“The doctors are very optimistic about my most recent image. They said, it looks great. Nothing to worry about thus far,” he proudly states.
In 2016, his friend Josh was diagnosed with a similar type of brain tumour in a different part of his head. Fortunately, his recovery also had similar success.
“Josh always said, ‘I want to do this fundraising every year. It’s an important part of who I am, and I want you to do the same thing. People will relate to your story, and you should post it. And I did.’ Every year, he posted on Facebook with his fundraising towards Brain Tumour Foundation Canada Walk,” Max remembers.
Max has been very transparent in sharing his experience on his personal fundraising page for the 2022 Brain Tumour Walk Weekend.
“It’s really humbling,” he says. “I’ve just made friends with a girl from Winnipeg. She reached out to me and said she was touched by my story.”
The feeling is mutual as Max had received her story which she’d wrote in the hopes of connecting with someone who had shared a similar experience.
“I have that true connection now with the organization and the community, and has felt a true connection with the organization, as well as the brain tumour community. It’s really humbling,” expresses Max.
Today, he works as an Insurance Agent, at the family agency R&D Insurance. He sells life, disability, and critical illness insurance among other policies.
He takes pride in his career, as he serves a crucial role in advocating for personal protection.
“I am a textbook example of something that can turn bad and having to overcome that hurdle. I feel like I’m doing good work to help make sure that all our clients and families are protected,” states Max.
With the overwhelming support and unconditional love from his family, friends, and his beautiful girlfriend Mikaela—to whom he has been recently engaged—Max feels he was truly able to start the healing process.
“Mikaela was by my side from day one through this whole ordeal. Last year, she was with me all day, all night. Anytime I needed her, she was there. That says a lot. I follow her lead in a lot of ways,” he says.
“Elton John’s ‘I’m Still Standing’ is one of our theme songs. It’s kind of like a victory song!”
Every six months, Max goes for MRIs, and most likely will need to for the next ten years. Fortunately, there has been no sign of regrowth, and the tumour seems to have been resected.
He is set on living what he calls a “relatively normal life”.
“I have this new lease on life. My perspective shifted. I’m quite optimistic these days, and have more appreciation for the little things,” he expresses.

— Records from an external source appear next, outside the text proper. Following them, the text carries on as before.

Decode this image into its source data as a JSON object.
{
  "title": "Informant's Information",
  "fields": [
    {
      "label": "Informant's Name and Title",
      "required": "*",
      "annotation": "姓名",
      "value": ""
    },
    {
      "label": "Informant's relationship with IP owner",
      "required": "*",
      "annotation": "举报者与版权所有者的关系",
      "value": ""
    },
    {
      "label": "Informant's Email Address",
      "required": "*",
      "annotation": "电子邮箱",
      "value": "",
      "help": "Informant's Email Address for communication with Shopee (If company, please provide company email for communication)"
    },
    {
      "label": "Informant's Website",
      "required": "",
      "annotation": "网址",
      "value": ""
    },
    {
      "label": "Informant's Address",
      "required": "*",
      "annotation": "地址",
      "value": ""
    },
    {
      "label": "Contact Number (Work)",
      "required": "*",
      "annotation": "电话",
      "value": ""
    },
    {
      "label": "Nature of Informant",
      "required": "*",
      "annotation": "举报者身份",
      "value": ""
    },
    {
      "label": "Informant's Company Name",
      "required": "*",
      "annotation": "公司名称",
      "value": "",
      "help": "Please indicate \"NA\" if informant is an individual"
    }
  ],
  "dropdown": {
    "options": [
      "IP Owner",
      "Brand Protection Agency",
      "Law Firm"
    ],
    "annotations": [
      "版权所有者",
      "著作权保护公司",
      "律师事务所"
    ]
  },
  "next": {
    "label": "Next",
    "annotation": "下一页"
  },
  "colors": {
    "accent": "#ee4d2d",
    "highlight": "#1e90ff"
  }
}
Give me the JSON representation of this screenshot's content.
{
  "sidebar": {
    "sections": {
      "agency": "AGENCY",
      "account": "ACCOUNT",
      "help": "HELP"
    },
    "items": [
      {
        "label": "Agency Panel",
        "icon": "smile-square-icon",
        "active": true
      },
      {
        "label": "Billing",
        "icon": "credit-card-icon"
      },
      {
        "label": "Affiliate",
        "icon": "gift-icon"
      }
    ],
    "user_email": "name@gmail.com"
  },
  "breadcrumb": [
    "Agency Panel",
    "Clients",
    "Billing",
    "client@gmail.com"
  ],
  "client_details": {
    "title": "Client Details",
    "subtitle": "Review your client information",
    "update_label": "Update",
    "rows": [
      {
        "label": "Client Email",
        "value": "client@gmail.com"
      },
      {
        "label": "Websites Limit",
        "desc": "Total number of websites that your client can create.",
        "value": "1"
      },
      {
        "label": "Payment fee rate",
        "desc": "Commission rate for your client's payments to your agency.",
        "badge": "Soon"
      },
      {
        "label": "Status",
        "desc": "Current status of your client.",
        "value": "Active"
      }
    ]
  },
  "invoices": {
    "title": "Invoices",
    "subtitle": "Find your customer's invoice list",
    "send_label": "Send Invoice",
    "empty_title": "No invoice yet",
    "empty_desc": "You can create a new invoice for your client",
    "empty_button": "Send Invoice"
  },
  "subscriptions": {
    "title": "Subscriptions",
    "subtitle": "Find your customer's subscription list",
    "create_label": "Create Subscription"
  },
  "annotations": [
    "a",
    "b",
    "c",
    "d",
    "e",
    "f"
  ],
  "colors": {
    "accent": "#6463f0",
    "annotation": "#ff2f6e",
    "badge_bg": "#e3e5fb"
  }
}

With the support of his psychologist, he continues to unpack and process any residual emotional trauma.
“I’ve done a ton of exciting things in my life. I traveled, and I elevated fast. When I was knocked off that pedestal instantly last summer, it felt like anything I’ve done to that point in my life didn’t matter,” he says.
For Max, his recovery was an opportunity to rebuild himself, and he was able to find satisfaction in his life and career.
“I’m happy to be living the life I am now, and I hope to continue doing that in the future while making a difference for those who need that extra encouragement,” he smiles.
The Brain Tumour Walk is much more than just a walk for him, but a cause to show support in numbers—for those whose battles are ongoing, have ended, or have yet to start. The money raised for the 2022 Brain Tumour Walk Weekend will be used by the foundation to research, diagnose, and treat brain tumours.
Max is very grateful to Brain Tumour Foundation of Canada, and acknowledges the staff who work tirelessly in putting together their social media, fundraising efforts, and many events.
His words are encouraging. “Put yourself out there. You never know what can happen. It’s about helping people feel supported throughout their journey, and you know you’re giving that. You can relate, so you’re making a difference that way. Just be confident, and don’t be shy,” Max says.
“What an amazing circle of family and friends I have, and people I don’t even know!”
On behalf of Brain Tumour Foundation of Canada, and the brain tumour community:
Thank you, Max Erenberg!